Intrigued by pairing green Chartreuse and sweet vermouth?  Try a Bijou.  Like Irish themed cocktails?  Try a Good Cork, Intense Irish, or the iconic Irish Coffee. What will your liver say?  Slainte!


Hypnotic Russian Drinking -- The Bitter Rasputin

Grigori Rasputin was a self-anointed prophet during the the reign of Czar Nicholas II.  Nicknamed the "Mad Monk" even though he wasn't a monk, Rasputin was a charismatic figure. He insinuated himself into the Russian royal family after he supposedly cured the hemophilia of the Czar's only son (he actually may have hypnotized the boy).  Wary of his increasing influence, his enemies went to great lengths to murder him (cyanide poisoning, shooting, then drowning). Unlike its namesake, the Bitter Rasputin did not come out of early 20th century Russia. It's actually a 2014 creation from Jim Lindblad.

Bitter Rasputin2 ounces vodka
.75 ounces Campari
.5 ounces green Chartreuse
2 dashes orange bitters

Combine in a mixing glass with ice, stir with a hypnotic motion, and strain into a chilled glass.  Orange peel garnish optional.

No doubt about it, the Bitter Rasputin is strong. Vodka is a natural base for a Russian themed cocktail, da? As with other drinks such as my original Venetian Kiss, vodka pairs well with Campari. Combined with orange bitters, the Campari is what makes the cocktail bitter. Green Chartreuse, a key part of drinks such as the Bijou and the Last Word, injects a little liquid power and a hint of herbal sweetness. Mesmerizing as the Bitter Rasputin is, be careful.  You don't want to end up like Rasputin.

Ready for a possible cocktail epiphany?

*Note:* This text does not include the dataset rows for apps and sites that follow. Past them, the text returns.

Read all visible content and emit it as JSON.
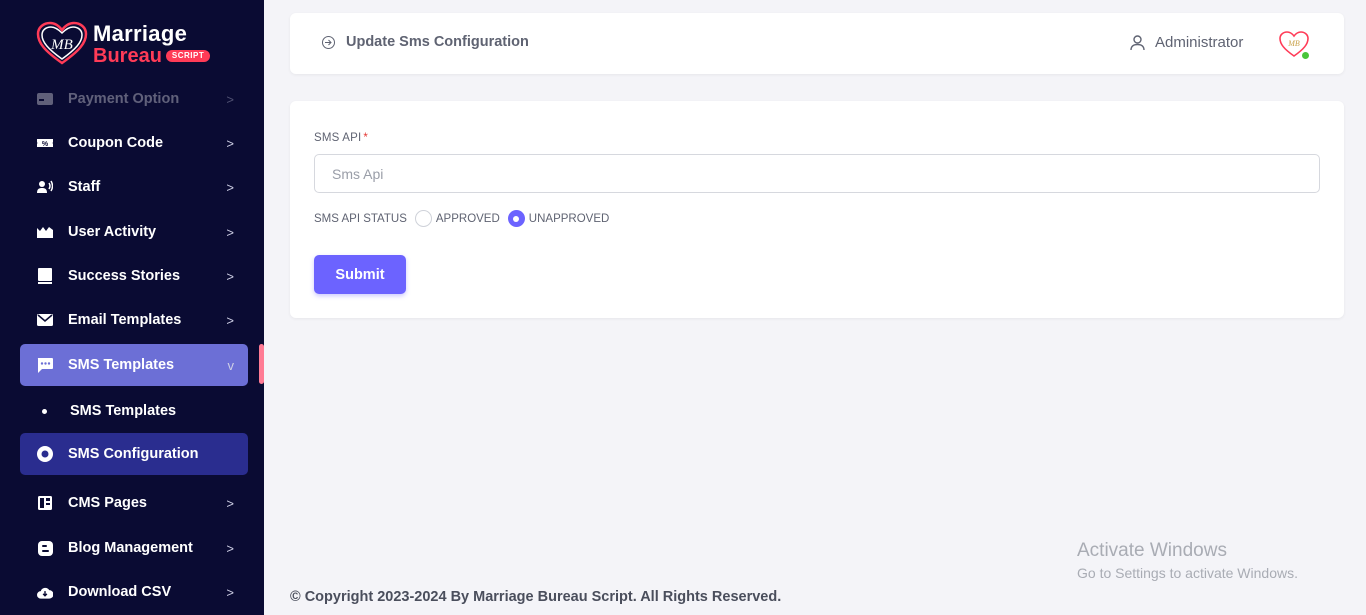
{
  "brand": {
    "line1": "Marriage",
    "line2": "Bureau",
    "badge": "SCRIPT",
    "monogram": "MB",
    "accent": "#ff3b57",
    "primary": "#6c63ff",
    "sidebar_bg": "#0a0b33"
  },
  "sidebar": {
    "items": [
      {
        "label": "Payment Option",
        "icon": "credit-card-icon"
      },
      {
        "label": "Coupon Code",
        "icon": "ticket-icon"
      },
      {
        "label": "Staff",
        "icon": "staff-icon"
      },
      {
        "label": "User Activity",
        "icon": "chart-icon"
      },
      {
        "label": "Success Stories",
        "icon": "book-icon"
      },
      {
        "label": "Email Templates",
        "icon": "envelope-icon"
      },
      {
        "label": "SMS Templates",
        "icon": "message-icon"
      },
      {
        "label": "SMS Templates",
        "icon": "dot-icon"
      },
      {
        "label": "SMS Configuration",
        "icon": "circle-dot-icon"
      },
      {
        "label": "CMS Pages",
        "icon": "layout-icon"
      },
      {
        "label": "Blog Management",
        "icon": "blog-icon"
      },
      {
        "label": "Download CSV",
        "icon": "cloud-download-icon"
      }
    ],
    "chevron_right": ">",
    "chevron_down": "v"
  },
  "header": {
    "title": "Update Sms Configuration",
    "user": "Administrator"
  },
  "form": {
    "sms_api_label": "SMS API",
    "required_mark": "*",
    "sms_api_placeholder": "Sms Api",
    "sms_api_value": "",
    "status_label": "SMS API STATUS",
    "options": [
      "APPROVED",
      "UNAPPROVED"
    ],
    "selected": "UNAPPROVED",
    "submit_label": "Submit"
  },
  "footer": {
    "copyright": "© Copyright 2023-2024 By Marriage Bureau Script. All Rights Reserved."
  },
  "watermark": {
    "title": "Activate Windows",
    "subtitle": "Go to Settings to activate Windows."
  }
}
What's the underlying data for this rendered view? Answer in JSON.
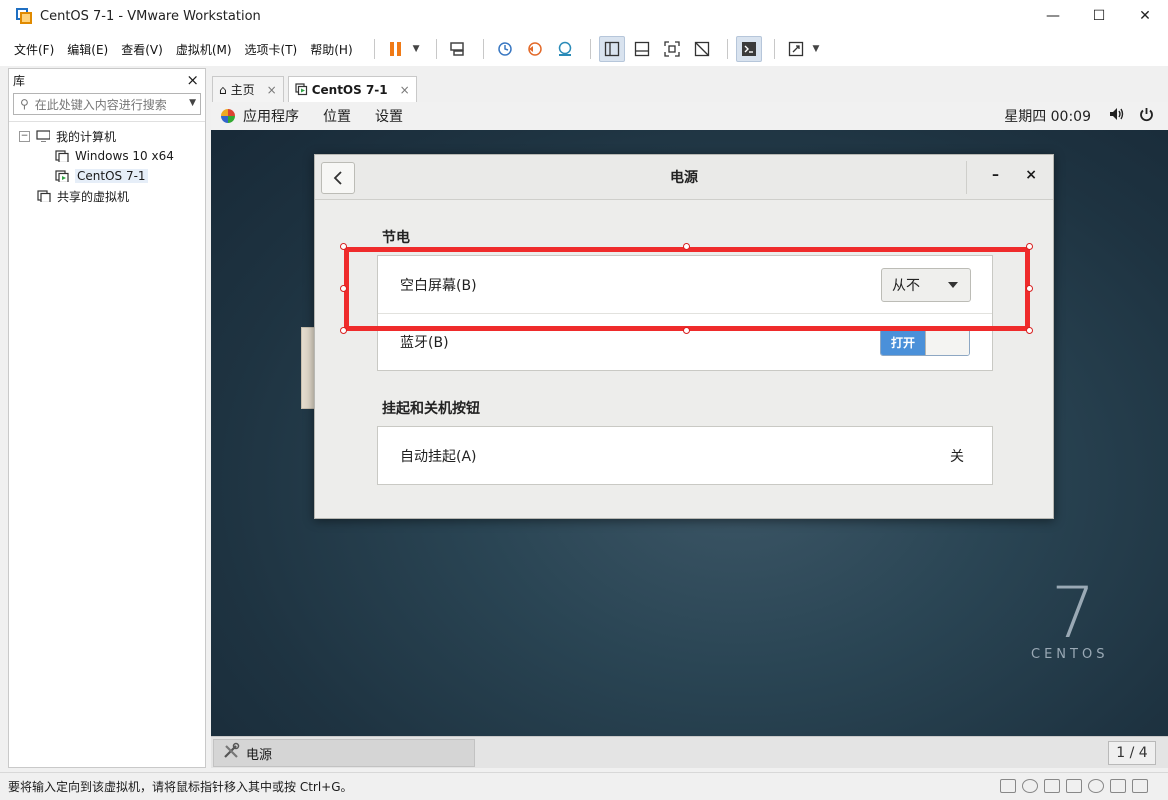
{
  "window": {
    "title": "CentOS 7-1 - VMware Workstation"
  },
  "menu": [
    "文件(F)",
    "编辑(E)",
    "查看(V)",
    "虚拟机(M)",
    "选项卡(T)",
    "帮助(H)"
  ],
  "library": {
    "title": "库",
    "close": "×",
    "search_placeholder": "在此处键入内容进行搜索",
    "tree": {
      "root": "我的计算机",
      "vm1": "Windows 10 x64",
      "vm2": "CentOS 7-1",
      "shared": "共享的虚拟机"
    }
  },
  "tabs": {
    "home": "主页",
    "vm": "CentOS 7-1",
    "close": "×"
  },
  "gnome": {
    "apps": "应用程序",
    "places": "位置",
    "settings": "设置",
    "clock": "星期四 00:09"
  },
  "dialog": {
    "back": "‹",
    "title": "电源",
    "minimize": "–",
    "close": "×",
    "section1": "节电",
    "blank_screen_label": "空白屏幕(B)",
    "blank_screen_value": "从不",
    "bluetooth_label": "蓝牙(B)",
    "bluetooth_state": "打开",
    "section2": "挂起和关机按钮",
    "auto_suspend_label": "自动挂起(A)",
    "auto_suspend_value": "关"
  },
  "desktop": {
    "brand_number": "7",
    "brand_word": "CENTOS"
  },
  "taskbar": {
    "item": "电源",
    "pager": "1 / 4"
  },
  "status": {
    "text": "要将输入定向到该虚拟机，请将鼠标指针移入其中或按 Ctrl+G。"
  },
  "colors": {
    "annotation": "#ef2b2b",
    "switch_on": "#4a90d9"
  }
}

Once you taste it, you'll fall under the spell of the Bitter Rasputin.


Dawn Of A New Day -- The Alba Dorata

Alba DorataSunrise speaks to a new day, a new beginning, a new opportunity. Translating as "golden sunrise" in Italian, the Alba Dorata evokes that potential in cocktail form. The Alba Dorata is a new creation from Christiano Luciano at the Bar Longhi in the Gritti Palace hotel in Venice. Ms. Cocktail Den and I had a wonderful experience staying at the Gritti Palace and meeting people there; our journey inspired the Venetian Kiss. So how do you make this liquid gold?

1.5 ounces cachaça
1.5 ounces ginger liqueur (ciao Barrow's Intense, see below)
Juice from 1/2 lime
.25 ounces super simple syrup

Combine in a shaker with ice, shake with the joy of discovering a new love, and strain into a chilled glass.  Lime peel or mint sprig garnish optional.

Alba Dorata 2
Gritti Palace, Venice (photo taken from across the Grand Canal).

Cachaça is very similar to many rums, as it comes from fermented sugar cane juice. I'm a big fan of Barrows's Intense, and not just because I'm a small investor. It gives you a clean, strong, and unmistakably ginger taste. Courtesy of the cachaça and super simple syrup (Luciano calls for a few drops of it), the Alba Dorata is a little sweet at first, but then the ginger liqueur and lime juice kick in and give it a nice little afterburn. It's a lovely drink, particularly in warm weather. Luciano described the Alba Dorata as "expressing our wishes for a new beginning." Like Luciano, who created the Alba Dorata at home during the COVID-19 pandemic (which inspired my Flattening Curve), I hope the drink leads you to a new and promising chapter in your journey.

Join me and Signore Luciano, have an Alba Dorata, and declare bravo e cin cin!